• ASSIGNMENT:
The data should be printed again, exactly.

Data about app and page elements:
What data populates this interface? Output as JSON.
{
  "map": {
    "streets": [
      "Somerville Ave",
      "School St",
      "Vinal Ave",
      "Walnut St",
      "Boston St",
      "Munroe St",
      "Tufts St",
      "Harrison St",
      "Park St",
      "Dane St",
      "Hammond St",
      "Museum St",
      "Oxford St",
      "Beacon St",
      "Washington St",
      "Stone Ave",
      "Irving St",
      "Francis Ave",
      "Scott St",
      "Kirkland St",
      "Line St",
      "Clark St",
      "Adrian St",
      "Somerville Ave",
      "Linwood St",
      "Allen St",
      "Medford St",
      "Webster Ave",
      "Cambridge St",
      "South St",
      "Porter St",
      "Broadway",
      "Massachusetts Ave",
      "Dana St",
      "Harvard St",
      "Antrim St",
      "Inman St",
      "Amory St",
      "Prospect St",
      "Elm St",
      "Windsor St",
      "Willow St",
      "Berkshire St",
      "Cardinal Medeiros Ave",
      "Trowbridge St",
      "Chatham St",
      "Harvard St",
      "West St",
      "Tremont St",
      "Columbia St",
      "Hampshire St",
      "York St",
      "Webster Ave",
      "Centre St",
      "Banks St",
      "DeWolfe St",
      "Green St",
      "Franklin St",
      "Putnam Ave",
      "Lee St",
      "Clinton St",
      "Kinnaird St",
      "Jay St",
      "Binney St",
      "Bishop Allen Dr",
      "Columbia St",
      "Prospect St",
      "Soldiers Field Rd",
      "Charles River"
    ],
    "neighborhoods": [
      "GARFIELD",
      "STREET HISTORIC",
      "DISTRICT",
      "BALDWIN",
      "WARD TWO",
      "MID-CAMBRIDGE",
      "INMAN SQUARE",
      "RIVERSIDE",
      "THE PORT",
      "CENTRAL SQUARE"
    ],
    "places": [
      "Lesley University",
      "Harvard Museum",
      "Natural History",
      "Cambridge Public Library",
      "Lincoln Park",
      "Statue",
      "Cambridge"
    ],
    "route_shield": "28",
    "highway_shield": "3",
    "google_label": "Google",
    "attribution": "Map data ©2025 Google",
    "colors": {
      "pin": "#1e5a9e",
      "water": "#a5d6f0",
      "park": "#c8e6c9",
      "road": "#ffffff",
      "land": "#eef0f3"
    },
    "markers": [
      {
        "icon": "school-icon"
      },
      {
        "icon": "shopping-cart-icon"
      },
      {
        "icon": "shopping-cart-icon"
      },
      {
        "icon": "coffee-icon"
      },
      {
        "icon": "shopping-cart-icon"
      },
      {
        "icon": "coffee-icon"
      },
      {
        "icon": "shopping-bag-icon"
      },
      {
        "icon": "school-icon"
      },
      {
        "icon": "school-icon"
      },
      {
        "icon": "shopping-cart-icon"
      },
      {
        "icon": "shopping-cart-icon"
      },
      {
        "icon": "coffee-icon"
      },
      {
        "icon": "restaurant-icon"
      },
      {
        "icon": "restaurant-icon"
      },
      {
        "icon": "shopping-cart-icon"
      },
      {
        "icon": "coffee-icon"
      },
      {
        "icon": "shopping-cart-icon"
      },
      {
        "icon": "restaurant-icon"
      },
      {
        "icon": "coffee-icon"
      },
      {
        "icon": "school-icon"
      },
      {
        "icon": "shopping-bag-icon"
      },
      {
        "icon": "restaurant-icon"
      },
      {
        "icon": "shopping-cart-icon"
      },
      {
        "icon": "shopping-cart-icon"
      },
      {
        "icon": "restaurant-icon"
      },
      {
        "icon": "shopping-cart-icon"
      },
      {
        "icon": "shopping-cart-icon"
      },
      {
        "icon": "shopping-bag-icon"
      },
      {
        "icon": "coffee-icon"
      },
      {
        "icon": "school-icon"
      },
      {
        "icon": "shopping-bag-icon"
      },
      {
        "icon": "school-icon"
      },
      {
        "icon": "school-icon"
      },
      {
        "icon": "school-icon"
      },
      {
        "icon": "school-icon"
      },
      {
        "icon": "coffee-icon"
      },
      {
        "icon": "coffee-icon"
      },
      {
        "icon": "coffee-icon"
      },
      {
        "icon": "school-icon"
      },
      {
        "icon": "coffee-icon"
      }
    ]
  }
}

• ANSWER AREA:
What data populates this interface? Output as JSON.
{
  "map": {
    "streets": [
      "Somerville Ave",
      "School St",
      "Vinal Ave",
      "Walnut St",
      "Boston St",
      "Munroe St",
      "Tufts St",
      "Harrison St",
      "Park St",
      "Dane St",
      "Hammond St",
      "Museum St",
      "Oxford St",
      "Beacon St",
      "Washington St",
      "Stone Ave",
      "Irving St",
      "Francis Ave",
      "Scott St",
      "Kirkland St",
      "Line St",
      "Clark St",
      "Adrian St",
      "Somerville Ave",
      "Linwood St",
      "Allen St",
      "Medford St",
      "Webster Ave",
      "Cambridge St",
      "South St",
      "Porter St",
      "Broadway",
      "Massachusetts Ave",
      "Dana St",
      "Harvard St",
      "Antrim St",
      "Inman St",
      "Amory St",
      "Prospect St",
      "Elm St",
      "Windsor St",
      "Willow St",
      "Berkshire St",
      "Cardinal Medeiros Ave",
      "Trowbridge St",
      "Chatham St",
      "Harvard St",
      "West St",
      "Tremont St",
      "Columbia St",
      "Hampshire St",
      "York St",
      "Webster Ave",
      "Centre St",
      "Banks St",
      "DeWolfe St",
      "Green St",
      "Franklin St",
      "Putnam Ave",
      "Lee St",
      "Clinton St",
      "Kinnaird St",
      "Jay St",
      "Binney St",
      "Bishop Allen Dr",
      "Columbia St",
      "Prospect St",
      "Soldiers Field Rd",
      "Charles River"
    ],
    "neighborhoods": [
      "GARFIELD",
      "STREET HISTORIC",
      "DISTRICT",
      "BALDWIN",
      "WARD TWO",
      "MID-CAMBRIDGE",
      "INMAN SQUARE",
      "RIVERSIDE",
      "THE PORT",
      "CENTRAL SQUARE"
    ],
    "places": [
      "Lesley University",
      "Harvard Museum",
      "Natural History",
      "Cambridge Public Library",
      "Lincoln Park",
      "Statue",
      "Cambridge"
    ],
    "route_shield": "28",
    "highway_shield": "3",
    "google_label": "Google",
    "attribution": "Map data ©2025 Google",
    "colors": {
      "pin": "#1e5a9e",
      "water": "#a5d6f0",
      "park": "#c8e6c9",
      "road": "#ffffff",
      "land": "#eef0f3"
    },
    "markers": [
      {
        "icon": "school-icon"
      },
      {
        "icon": "shopping-cart-icon"
      },
      {
        "icon": "shopping-cart-icon"
      },
      {
        "icon": "coffee-icon"
      },
      {
        "icon": "shopping-cart-icon"
      },
      {
        "icon": "coffee-icon"
      },
      {
        "icon": "shopping-bag-icon"
      },
      {
        "icon": "school-icon"
      },
      {
        "icon": "school-icon"
      },
      {
        "icon": "shopping-cart-icon"
      },
      {
        "icon": "shopping-cart-icon"
      },
      {
        "icon": "coffee-icon"
      },
      {
        "icon": "restaurant-icon"
      },
      {
        "icon": "restaurant-icon"
      },
      {
        "icon": "shopping-cart-icon"
      },
      {
        "icon": "coffee-icon"
      },
      {
        "icon": "shopping-cart-icon"
      },
      {
        "icon": "restaurant-icon"
      },
      {
        "icon": "coffee-icon"
      },
      {
        "icon": "school-icon"
      },
      {
        "icon": "shopping-bag-icon"
      },
      {
        "icon": "restaurant-icon"
      },
      {
        "icon": "shopping-cart-icon"
      },
      {
        "icon": "shopping-cart-icon"
      },
      {
        "icon": "restaurant-icon"
      },
      {
        "icon": "shopping-cart-icon"
      },
      {
        "icon": "shopping-cart-icon"
      },
      {
        "icon": "shopping-bag-icon"
      },
      {
        "icon": "coffee-icon"
      },
      {
        "icon": "school-icon"
      },
      {
        "icon": "shopping-bag-icon"
      },
      {
        "icon": "school-icon"
      },
      {
        "icon": "school-icon"
      },
      {
        "icon": "school-icon"
      },
      {
        "icon": "school-icon"
      },
      {
        "icon": "coffee-icon"
      },
      {
        "icon": "coffee-icon"
      },
      {
        "icon": "coffee-icon"
      },
      {
        "icon": "school-icon"
      },
      {
        "icon": "coffee-icon"
      }
    ]
  }
}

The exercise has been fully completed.